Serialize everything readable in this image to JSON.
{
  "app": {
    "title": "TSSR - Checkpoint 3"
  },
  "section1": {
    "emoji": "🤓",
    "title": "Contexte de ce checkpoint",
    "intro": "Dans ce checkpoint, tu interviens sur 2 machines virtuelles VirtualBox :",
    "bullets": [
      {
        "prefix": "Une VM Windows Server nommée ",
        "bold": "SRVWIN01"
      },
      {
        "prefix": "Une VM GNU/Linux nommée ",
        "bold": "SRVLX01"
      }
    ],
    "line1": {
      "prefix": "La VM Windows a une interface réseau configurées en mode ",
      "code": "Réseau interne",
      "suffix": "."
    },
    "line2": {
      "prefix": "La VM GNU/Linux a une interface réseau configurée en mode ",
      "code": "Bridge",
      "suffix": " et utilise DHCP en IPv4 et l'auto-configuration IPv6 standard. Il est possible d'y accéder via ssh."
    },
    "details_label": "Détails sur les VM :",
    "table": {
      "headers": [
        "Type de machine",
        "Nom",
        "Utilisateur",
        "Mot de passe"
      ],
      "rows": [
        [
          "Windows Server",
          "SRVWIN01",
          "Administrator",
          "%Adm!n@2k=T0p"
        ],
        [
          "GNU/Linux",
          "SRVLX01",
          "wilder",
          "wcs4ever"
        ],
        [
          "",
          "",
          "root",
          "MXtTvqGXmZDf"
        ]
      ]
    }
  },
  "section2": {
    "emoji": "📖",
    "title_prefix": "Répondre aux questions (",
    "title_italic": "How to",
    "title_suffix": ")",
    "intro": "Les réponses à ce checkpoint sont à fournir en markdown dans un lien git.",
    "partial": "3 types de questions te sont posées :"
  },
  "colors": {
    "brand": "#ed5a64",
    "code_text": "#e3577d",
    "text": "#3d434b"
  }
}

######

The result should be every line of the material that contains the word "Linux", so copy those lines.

        "prefix": "Une VM GNU/Linux nommée ",
      "prefix": "La VM GNU/Linux a une interface réseau configurée en mode ",
          "GNU/Linux",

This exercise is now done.